A tunnel approximately 600 metres long, dug out of the rock by the miners, appears halfway up a cliff, offering a breathtaking view of the captivating Pan di Zucchero sea stack, a 132-metre natural monument shaped over time. The mine of Porto Flavia, on the promontory that dominates Masua, in the territory of Iglesias, built between 1922 and 1924, was a daring enterprise suspended between sky and sea, that made it possible to load minerals directly onto the ships, destined for the northern European foundries, drastically reducing time and cost of transportation.

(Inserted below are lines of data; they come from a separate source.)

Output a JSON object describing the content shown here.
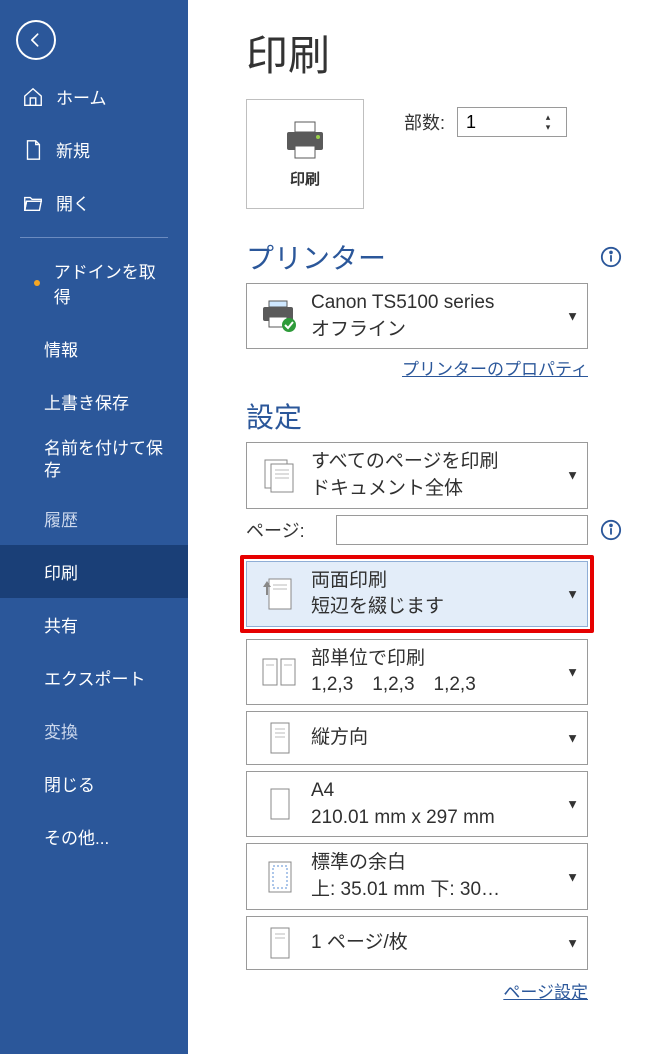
{
  "sidebar": {
    "home": "ホーム",
    "new": "新規",
    "open": "開く",
    "addins": "アドインを取得",
    "info": "情報",
    "overwrite": "上書き保存",
    "saveas": "名前を付けて保存",
    "history": "履歴",
    "print": "印刷",
    "share": "共有",
    "export": "エクスポート",
    "transform": "変換",
    "close": "閉じる",
    "others": "その他..."
  },
  "title": "印刷",
  "print_button": "印刷",
  "copies": {
    "label": "部数:",
    "value": "1"
  },
  "printer_section": "プリンター",
  "printer": {
    "name": "Canon TS5100 series",
    "status": "オフライン"
  },
  "printer_props_link": "プリンターのプロパティ",
  "settings_section": "設定",
  "pages_label": "ページ:",
  "pages_value": "",
  "sel_scope": {
    "line1": "すべてのページを印刷",
    "line2": "ドキュメント全体"
  },
  "sel_duplex": {
    "line1": "両面印刷",
    "line2": "短辺を綴じます"
  },
  "sel_collate": {
    "line1": "部単位で印刷",
    "line2": "1,2,3　1,2,3　1,2,3"
  },
  "sel_orient": {
    "line1": "縦方向"
  },
  "sel_paper": {
    "line1": "A4",
    "line2": "210.01 mm x 297 mm"
  },
  "sel_margin": {
    "line1": "標準の余白",
    "line2": "上: 35.01 mm 下: 30…"
  },
  "sel_ppp": {
    "line1": "1 ページ/枚"
  },
  "page_setup_link": "ページ設定"
}
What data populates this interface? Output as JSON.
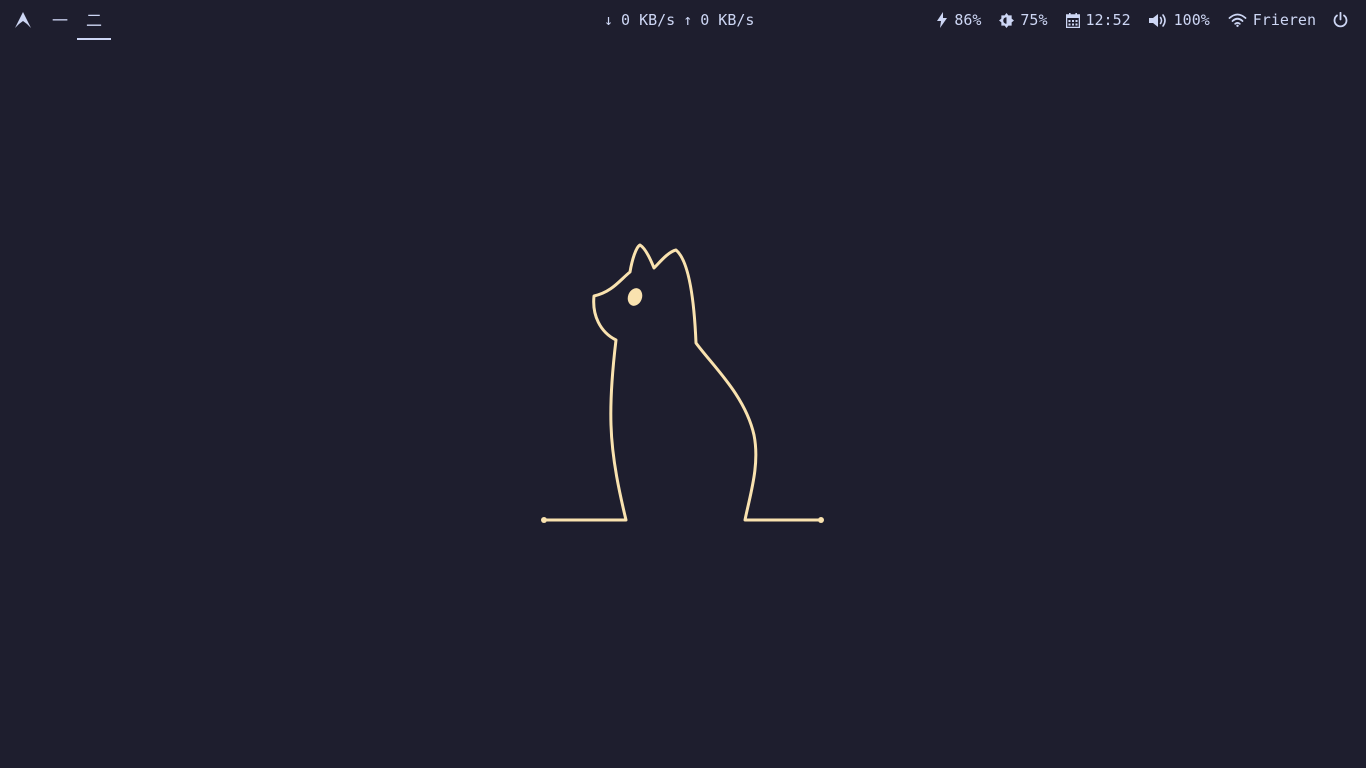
{
  "bar": {
    "workspaces": [
      {
        "label": "一",
        "active": false
      },
      {
        "label": "二",
        "active": true
      }
    ],
    "network": {
      "down_arrow": "↓",
      "down": "0 KB/s",
      "up_arrow": "↑",
      "up": "0 KB/s"
    },
    "battery": {
      "value": "86%",
      "icon": "bolt-icon"
    },
    "brightness": {
      "value": "75%",
      "icon": "brightness-icon"
    },
    "clock": {
      "value": "12:52",
      "icon": "calendar-icon"
    },
    "volume": {
      "value": "100%",
      "icon": "speaker-icon"
    },
    "wifi": {
      "value": "Frieren",
      "icon": "wifi-icon"
    },
    "power": {
      "icon": "power-icon"
    }
  },
  "colors": {
    "background": "#1e1e2e",
    "foreground": "#cdd6f4",
    "accent": "#f9e2af"
  }
}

Two tunnels, one on top of the other, overlook the sea and are interspersed with silos that can contain up to 10 thousand tonnes of material. The silos were loaded in the upper tunnel, while from the lower one, equipped with a conveyor belt, lead and zinc were loaded onto steamboats, thanks to a movable arm.